__Exercise instructions__:
Work out how many lines in the data below contain "свободно", and state that count with nothing added.

[Extracted data entries]
[Start of Attachment]

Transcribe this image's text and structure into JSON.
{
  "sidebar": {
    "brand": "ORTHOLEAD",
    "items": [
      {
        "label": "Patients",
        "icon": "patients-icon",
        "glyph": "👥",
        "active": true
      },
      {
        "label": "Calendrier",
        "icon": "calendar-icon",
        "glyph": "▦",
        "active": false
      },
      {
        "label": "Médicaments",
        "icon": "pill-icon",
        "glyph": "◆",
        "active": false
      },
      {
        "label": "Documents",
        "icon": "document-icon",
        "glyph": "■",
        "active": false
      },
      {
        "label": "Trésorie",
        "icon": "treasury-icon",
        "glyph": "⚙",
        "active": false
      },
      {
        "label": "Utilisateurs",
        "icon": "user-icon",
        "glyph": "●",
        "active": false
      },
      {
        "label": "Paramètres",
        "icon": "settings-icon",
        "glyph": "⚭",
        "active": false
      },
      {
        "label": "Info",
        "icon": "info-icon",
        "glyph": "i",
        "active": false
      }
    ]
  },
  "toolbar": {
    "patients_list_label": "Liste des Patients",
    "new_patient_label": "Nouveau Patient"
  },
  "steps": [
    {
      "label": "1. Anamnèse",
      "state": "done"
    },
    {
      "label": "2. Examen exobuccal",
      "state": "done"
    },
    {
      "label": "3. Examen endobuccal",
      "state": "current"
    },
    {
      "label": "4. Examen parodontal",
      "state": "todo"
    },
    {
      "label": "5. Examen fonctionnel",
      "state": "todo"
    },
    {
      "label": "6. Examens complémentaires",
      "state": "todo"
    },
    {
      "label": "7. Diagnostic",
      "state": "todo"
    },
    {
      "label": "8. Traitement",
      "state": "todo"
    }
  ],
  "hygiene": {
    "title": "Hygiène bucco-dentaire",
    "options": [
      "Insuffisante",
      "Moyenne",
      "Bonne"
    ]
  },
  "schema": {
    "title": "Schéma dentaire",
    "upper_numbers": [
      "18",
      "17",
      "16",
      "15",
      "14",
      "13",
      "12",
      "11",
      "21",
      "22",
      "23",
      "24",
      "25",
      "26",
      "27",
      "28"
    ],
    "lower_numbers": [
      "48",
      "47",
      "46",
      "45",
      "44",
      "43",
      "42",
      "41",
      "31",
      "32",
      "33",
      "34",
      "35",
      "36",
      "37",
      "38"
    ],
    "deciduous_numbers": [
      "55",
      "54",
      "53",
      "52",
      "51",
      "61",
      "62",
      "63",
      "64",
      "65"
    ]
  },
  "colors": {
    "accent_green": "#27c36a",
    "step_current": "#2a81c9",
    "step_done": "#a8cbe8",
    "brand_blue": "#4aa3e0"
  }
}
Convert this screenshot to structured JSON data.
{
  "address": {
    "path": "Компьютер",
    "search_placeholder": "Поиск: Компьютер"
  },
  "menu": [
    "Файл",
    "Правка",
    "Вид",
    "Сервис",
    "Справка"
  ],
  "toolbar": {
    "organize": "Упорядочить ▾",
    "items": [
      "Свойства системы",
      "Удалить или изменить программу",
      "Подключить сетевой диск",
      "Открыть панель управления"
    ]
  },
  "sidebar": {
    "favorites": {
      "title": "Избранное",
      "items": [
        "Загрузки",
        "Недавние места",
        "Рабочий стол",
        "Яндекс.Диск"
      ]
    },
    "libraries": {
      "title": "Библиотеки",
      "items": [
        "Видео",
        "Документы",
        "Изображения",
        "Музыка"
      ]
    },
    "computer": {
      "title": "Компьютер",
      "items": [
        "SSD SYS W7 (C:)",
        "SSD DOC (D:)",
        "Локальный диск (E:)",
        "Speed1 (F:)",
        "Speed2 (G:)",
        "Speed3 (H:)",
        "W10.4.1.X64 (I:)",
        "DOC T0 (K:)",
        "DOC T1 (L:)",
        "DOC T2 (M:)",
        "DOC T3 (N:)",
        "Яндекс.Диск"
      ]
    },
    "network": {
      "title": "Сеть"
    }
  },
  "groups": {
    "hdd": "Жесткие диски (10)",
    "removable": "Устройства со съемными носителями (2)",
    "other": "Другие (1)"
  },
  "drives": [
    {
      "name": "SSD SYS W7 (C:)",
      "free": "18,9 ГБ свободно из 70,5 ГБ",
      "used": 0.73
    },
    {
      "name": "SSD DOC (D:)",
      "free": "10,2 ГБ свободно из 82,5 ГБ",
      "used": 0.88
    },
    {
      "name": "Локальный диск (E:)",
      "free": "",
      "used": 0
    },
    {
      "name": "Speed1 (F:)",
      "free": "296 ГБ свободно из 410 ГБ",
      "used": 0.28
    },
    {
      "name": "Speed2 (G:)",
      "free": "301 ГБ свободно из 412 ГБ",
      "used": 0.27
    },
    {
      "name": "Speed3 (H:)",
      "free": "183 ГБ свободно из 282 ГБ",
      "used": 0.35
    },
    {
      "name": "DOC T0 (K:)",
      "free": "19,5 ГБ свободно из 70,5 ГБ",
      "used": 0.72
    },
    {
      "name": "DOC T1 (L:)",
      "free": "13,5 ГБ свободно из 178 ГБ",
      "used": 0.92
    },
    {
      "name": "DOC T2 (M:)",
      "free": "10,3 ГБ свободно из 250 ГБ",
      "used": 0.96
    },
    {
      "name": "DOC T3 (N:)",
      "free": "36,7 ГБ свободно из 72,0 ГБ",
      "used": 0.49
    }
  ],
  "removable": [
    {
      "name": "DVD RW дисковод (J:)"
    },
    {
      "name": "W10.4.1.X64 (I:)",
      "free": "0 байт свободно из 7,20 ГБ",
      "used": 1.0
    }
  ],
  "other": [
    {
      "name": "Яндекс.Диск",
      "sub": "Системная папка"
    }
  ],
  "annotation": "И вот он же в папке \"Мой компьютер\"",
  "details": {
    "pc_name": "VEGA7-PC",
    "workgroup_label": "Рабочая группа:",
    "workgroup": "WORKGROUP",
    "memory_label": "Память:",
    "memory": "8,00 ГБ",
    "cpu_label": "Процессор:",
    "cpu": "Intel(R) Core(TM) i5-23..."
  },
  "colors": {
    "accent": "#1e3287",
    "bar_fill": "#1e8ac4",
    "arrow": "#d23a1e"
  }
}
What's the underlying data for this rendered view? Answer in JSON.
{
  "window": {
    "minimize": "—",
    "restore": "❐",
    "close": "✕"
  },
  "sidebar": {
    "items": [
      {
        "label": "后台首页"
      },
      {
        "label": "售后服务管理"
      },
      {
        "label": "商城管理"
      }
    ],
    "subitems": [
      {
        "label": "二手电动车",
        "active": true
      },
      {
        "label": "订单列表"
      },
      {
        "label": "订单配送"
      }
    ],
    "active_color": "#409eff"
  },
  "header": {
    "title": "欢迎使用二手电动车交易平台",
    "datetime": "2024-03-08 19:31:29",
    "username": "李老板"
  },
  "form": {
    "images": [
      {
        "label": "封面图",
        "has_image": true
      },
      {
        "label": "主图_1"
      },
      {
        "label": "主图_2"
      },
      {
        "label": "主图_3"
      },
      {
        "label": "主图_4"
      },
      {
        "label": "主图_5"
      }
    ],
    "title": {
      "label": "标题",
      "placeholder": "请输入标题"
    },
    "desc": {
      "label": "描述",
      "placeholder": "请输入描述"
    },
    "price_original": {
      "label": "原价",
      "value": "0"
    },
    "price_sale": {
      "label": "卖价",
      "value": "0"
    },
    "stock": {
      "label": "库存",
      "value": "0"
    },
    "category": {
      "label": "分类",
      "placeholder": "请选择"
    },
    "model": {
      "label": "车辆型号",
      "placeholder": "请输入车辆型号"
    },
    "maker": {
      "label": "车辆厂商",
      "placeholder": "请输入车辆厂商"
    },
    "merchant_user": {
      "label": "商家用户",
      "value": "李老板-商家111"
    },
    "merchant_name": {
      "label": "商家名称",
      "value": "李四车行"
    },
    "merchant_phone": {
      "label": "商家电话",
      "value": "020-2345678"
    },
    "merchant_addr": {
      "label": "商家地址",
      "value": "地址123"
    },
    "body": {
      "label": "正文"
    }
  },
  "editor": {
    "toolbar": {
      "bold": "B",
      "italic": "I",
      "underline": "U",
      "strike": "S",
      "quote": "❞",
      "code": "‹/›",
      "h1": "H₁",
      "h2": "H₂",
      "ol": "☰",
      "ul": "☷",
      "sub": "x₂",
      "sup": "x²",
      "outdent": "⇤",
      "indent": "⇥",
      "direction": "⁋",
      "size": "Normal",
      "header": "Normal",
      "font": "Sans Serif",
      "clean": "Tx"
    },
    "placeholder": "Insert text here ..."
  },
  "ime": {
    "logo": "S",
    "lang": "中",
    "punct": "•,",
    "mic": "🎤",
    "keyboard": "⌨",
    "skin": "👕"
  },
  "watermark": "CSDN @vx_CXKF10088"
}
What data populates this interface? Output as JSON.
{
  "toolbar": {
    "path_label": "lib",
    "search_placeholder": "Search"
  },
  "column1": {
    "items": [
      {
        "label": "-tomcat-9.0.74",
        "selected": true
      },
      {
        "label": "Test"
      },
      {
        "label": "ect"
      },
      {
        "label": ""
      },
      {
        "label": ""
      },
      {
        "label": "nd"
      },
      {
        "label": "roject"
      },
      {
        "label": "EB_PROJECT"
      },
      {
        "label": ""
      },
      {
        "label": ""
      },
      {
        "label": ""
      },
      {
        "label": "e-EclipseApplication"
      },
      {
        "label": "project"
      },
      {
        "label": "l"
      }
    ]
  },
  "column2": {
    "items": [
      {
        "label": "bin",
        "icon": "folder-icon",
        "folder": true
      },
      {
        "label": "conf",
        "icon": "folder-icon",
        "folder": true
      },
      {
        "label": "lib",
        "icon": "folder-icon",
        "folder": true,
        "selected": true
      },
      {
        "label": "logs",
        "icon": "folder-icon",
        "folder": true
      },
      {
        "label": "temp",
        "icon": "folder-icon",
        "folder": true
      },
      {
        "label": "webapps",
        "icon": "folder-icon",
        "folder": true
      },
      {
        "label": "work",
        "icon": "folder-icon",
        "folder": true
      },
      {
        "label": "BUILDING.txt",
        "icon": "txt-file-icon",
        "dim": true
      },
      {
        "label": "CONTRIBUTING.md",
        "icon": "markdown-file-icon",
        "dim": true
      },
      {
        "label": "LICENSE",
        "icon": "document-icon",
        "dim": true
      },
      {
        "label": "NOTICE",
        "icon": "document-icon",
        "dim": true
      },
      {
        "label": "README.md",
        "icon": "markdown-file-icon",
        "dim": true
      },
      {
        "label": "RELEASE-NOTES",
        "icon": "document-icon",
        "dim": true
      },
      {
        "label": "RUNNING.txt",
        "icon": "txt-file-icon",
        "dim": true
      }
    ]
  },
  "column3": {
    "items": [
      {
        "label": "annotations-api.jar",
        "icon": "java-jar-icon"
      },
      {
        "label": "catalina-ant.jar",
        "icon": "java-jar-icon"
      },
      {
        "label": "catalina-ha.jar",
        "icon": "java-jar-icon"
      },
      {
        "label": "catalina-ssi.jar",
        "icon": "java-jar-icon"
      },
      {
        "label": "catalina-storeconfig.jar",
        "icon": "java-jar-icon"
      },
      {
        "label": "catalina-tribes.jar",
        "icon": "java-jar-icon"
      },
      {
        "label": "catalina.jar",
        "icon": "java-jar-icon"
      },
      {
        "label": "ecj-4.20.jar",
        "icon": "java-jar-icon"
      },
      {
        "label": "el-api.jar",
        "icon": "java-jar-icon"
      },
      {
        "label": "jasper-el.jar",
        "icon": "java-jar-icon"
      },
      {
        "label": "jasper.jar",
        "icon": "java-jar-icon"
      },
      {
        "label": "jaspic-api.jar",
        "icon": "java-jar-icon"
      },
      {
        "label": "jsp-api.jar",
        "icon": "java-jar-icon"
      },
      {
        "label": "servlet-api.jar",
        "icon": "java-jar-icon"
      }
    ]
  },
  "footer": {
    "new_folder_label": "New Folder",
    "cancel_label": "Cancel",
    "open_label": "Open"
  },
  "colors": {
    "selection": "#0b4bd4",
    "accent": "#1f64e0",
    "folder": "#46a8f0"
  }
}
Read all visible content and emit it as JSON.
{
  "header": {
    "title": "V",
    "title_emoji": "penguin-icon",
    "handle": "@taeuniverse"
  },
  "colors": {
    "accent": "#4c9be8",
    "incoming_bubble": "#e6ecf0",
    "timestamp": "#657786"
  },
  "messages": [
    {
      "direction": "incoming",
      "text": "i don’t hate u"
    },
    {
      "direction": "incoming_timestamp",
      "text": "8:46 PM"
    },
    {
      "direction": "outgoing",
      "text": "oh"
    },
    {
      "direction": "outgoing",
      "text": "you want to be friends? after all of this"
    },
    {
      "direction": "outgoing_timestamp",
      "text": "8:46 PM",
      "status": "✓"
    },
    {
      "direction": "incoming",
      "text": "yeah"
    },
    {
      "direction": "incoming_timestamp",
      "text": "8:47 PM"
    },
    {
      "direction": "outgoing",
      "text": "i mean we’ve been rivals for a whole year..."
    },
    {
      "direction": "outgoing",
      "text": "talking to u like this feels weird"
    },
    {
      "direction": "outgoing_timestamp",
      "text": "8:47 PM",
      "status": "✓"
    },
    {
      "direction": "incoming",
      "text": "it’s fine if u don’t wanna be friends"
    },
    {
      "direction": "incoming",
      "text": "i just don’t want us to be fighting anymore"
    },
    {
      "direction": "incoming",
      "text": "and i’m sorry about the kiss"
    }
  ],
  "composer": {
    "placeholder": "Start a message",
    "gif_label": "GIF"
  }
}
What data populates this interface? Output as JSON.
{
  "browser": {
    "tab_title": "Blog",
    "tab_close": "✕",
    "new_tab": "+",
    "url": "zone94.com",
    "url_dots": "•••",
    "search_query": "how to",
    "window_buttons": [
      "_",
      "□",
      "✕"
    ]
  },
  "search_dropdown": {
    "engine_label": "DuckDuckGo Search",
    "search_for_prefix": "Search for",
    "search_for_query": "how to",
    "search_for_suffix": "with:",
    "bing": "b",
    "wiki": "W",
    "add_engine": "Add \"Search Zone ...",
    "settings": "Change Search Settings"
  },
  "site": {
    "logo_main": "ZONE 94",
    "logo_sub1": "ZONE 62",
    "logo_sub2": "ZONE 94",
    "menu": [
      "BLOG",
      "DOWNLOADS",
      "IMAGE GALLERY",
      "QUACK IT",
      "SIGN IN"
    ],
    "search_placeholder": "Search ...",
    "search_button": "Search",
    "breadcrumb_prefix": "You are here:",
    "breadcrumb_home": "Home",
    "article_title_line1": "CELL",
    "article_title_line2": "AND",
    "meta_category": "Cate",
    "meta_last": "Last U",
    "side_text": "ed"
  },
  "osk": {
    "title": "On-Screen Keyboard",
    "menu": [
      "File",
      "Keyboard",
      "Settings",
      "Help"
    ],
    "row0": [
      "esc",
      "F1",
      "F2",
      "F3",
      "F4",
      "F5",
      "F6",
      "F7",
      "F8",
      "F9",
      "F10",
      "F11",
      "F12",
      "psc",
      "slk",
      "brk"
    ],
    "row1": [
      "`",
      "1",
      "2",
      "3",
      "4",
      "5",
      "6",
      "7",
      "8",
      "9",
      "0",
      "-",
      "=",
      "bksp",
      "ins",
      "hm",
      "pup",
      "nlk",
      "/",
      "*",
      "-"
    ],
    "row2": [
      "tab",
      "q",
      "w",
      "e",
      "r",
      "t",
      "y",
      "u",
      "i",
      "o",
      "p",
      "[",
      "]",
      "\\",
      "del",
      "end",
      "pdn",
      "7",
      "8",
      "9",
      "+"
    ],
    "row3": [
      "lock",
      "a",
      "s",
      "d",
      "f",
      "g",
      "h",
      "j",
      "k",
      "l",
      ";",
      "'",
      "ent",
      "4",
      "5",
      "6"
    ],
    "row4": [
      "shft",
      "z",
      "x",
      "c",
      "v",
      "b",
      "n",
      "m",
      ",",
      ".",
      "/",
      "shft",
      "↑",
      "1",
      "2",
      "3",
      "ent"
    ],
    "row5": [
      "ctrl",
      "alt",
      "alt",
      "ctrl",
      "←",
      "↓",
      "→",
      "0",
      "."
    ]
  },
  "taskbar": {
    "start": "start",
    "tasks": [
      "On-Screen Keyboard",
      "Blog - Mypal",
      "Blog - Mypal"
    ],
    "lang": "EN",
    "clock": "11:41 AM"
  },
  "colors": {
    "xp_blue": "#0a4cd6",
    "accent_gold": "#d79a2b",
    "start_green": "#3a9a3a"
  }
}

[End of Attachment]

__Task answer__:
10